Character for character, reproduce every entry below.

Data records for software interfaces
--- START ---
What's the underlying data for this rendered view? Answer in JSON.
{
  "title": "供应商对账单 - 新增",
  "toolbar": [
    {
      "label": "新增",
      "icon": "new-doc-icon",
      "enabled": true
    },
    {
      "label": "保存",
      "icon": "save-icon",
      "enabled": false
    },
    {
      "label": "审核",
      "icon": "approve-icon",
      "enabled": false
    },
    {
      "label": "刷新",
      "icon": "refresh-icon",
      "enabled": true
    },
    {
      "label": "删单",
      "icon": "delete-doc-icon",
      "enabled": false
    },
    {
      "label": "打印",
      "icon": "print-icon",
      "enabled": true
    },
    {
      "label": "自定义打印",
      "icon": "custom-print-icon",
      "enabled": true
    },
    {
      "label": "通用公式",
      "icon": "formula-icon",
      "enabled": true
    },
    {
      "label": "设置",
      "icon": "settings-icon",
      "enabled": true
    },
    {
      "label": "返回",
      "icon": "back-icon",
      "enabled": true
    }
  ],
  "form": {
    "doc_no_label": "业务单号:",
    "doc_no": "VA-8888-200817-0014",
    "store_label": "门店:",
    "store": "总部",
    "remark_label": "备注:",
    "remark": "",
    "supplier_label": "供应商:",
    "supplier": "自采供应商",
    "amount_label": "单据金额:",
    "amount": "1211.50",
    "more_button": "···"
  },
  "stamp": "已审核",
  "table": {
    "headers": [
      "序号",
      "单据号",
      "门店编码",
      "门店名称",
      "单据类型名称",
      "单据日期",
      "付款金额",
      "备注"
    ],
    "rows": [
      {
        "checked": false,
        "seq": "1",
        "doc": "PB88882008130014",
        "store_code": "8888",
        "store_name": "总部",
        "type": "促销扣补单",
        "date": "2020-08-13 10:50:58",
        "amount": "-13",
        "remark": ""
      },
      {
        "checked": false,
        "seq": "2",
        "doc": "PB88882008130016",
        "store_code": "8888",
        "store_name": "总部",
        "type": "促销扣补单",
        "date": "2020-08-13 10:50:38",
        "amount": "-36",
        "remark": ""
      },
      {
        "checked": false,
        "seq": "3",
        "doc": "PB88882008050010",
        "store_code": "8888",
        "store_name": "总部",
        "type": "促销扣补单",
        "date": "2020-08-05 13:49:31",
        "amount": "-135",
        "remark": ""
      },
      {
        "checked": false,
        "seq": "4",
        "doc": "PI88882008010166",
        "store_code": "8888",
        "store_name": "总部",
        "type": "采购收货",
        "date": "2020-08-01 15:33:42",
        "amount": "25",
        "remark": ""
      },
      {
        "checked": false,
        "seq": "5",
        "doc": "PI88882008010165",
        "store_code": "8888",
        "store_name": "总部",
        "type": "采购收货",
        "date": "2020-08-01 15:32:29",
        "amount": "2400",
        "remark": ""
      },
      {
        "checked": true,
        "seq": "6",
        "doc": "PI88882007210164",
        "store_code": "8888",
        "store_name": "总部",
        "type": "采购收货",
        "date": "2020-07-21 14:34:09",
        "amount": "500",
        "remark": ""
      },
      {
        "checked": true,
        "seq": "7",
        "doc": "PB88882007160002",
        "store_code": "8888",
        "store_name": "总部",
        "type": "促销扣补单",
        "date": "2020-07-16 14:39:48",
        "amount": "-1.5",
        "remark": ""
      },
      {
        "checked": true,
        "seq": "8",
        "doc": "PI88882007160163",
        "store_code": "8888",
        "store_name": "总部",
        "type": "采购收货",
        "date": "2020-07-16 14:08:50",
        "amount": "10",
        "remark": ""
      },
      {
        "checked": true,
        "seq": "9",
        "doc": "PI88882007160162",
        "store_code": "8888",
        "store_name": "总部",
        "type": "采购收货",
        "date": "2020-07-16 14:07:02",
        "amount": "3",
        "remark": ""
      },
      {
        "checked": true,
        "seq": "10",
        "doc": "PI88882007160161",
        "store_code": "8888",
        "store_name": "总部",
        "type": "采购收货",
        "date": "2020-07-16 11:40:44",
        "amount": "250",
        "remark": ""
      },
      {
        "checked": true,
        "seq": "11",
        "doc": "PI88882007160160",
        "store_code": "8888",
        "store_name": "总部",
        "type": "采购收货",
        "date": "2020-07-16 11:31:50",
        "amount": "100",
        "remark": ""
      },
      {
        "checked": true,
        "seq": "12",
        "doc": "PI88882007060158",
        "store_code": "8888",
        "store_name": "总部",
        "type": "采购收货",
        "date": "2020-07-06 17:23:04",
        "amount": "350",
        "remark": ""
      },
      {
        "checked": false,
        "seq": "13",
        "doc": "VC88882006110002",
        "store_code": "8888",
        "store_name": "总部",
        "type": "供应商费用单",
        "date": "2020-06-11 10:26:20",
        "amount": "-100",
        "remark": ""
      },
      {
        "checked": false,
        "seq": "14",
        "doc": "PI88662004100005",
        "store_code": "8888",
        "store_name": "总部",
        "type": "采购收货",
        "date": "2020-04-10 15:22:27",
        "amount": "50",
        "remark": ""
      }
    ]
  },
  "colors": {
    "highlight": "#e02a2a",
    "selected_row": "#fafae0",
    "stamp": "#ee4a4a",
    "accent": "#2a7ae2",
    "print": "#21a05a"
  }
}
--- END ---
▶ **Solved exercise**
What's the underlying data for this rendered view? Answer in JSON.
{
  "title": "供应商对账单 - 新增",
  "toolbar": [
    {
      "label": "新增",
      "icon": "new-doc-icon",
      "enabled": true
    },
    {
      "label": "保存",
      "icon": "save-icon",
      "enabled": false
    },
    {
      "label": "审核",
      "icon": "approve-icon",
      "enabled": false
    },
    {
      "label": "刷新",
      "icon": "refresh-icon",
      "enabled": true
    },
    {
      "label": "删单",
      "icon": "delete-doc-icon",
      "enabled": false
    },
    {
      "label": "打印",
      "icon": "print-icon",
      "enabled": true
    },
    {
      "label": "自定义打印",
      "icon": "custom-print-icon",
      "enabled": true
    },
    {
      "label": "通用公式",
      "icon": "formula-icon",
      "enabled": true
    },
    {
      "label": "设置",
      "icon": "settings-icon",
      "enabled": true
    },
    {
      "label": "返回",
      "icon": "back-icon",
      "enabled": true
    }
  ],
  "form": {
    "doc_no_label": "业务单号:",
    "doc_no": "VA-8888-200817-0014",
    "store_label": "门店:",
    "store": "总部",
    "remark_label": "备注:",
    "remark": "",
    "supplier_label": "供应商:",
    "supplier": "自采供应商",
    "amount_label": "单据金额:",
    "amount": "1211.50",
    "more_button": "···"
  },
  "stamp": "已审核",
  "table": {
    "headers": [
      "序号",
      "单据号",
      "门店编码",
      "门店名称",
      "单据类型名称",
      "单据日期",
      "付款金额",
      "备注"
    ],
    "rows": [
      {
        "checked": false,
        "seq": "1",
        "doc": "PB88882008130014",
        "store_code": "8888",
        "store_name": "总部",
        "type": "促销扣补单",
        "date": "2020-08-13 10:50:58",
        "amount": "-13",
        "remark": ""
      },
      {
        "checked": false,
        "seq": "2",
        "doc": "PB88882008130016",
        "store_code": "8888",
        "store_name": "总部",
        "type": "促销扣补单",
        "date": "2020-08-13 10:50:38",
        "amount": "-36",
        "remark": ""
      },
      {
        "checked": false,
        "seq": "3",
        "doc": "PB88882008050010",
        "store_code": "8888",
        "store_name": "总部",
        "type": "促销扣补单",
        "date": "2020-08-05 13:49:31",
        "amount": "-135",
        "remark": ""
      },
      {
        "checked": false,
        "seq": "4",
        "doc": "PI88882008010166",
        "store_code": "8888",
        "store_name": "总部",
        "type": "采购收货",
        "date": "2020-08-01 15:33:42",
        "amount": "25",
        "remark": ""
      },
      {
        "checked": false,
        "seq": "5",
        "doc": "PI88882008010165",
        "store_code": "8888",
        "store_name": "总部",
        "type": "采购收货",
        "date": "2020-08-01 15:32:29",
        "amount": "2400",
        "remark": ""
      },
      {
        "checked": true,
        "seq": "6",
        "doc": "PI88882007210164",
        "store_code": "8888",
        "store_name": "总部",
        "type": "采购收货",
        "date": "2020-07-21 14:34:09",
        "amount": "500",
        "remark": ""
      },
      {
        "checked": true,
        "seq": "7",
        "doc": "PB88882007160002",
        "store_code": "8888",
        "store_name": "总部",
        "type": "促销扣补单",
        "date": "2020-07-16 14:39:48",
        "amount": "-1.5",
        "remark": ""
      },
      {
        "checked": true,
        "seq": "8",
        "doc": "PI88882007160163",
        "store_code": "8888",
        "store_name": "总部",
        "type": "采购收货",
        "date": "2020-07-16 14:08:50",
        "amount": "10",
        "remark": ""
      },
      {
        "checked": true,
        "seq": "9",
        "doc": "PI88882007160162",
        "store_code": "8888",
        "store_name": "总部",
        "type": "采购收货",
        "date": "2020-07-16 14:07:02",
        "amount": "3",
        "remark": ""
      },
      {
        "checked": true,
        "seq": "10",
        "doc": "PI88882007160161",
        "store_code": "8888",
        "store_name": "总部",
        "type": "采购收货",
        "date": "2020-07-16 11:40:44",
        "amount": "250",
        "remark": ""
      },
      {
        "checked": true,
        "seq": "11",
        "doc": "PI88882007160160",
        "store_code": "8888",
        "store_name": "总部",
        "type": "采购收货",
        "date": "2020-07-16 11:31:50",
        "amount": "100",
        "remark": ""
      },
      {
        "checked": true,
        "seq": "12",
        "doc": "PI88882007060158",
        "store_code": "8888",
        "store_name": "总部",
        "type": "采购收货",
        "date": "2020-07-06 17:23:04",
        "amount": "350",
        "remark": ""
      },
      {
        "checked": false,
        "seq": "13",
        "doc": "VC88882006110002",
        "store_code": "8888",
        "store_name": "总部",
        "type": "供应商费用单",
        "date": "2020-06-11 10:26:20",
        "amount": "-100",
        "remark": ""
      },
      {
        "checked": false,
        "seq": "14",
        "doc": "PI88662004100005",
        "store_code": "8888",
        "store_name": "总部",
        "type": "采购收货",
        "date": "2020-04-10 15:22:27",
        "amount": "50",
        "remark": ""
      }
    ]
  },
  "colors": {
    "highlight": "#e02a2a",
    "selected_row": "#fafae0",
    "stamp": "#ee4a4a",
    "accent": "#2a7ae2",
    "print": "#21a05a"
  }
}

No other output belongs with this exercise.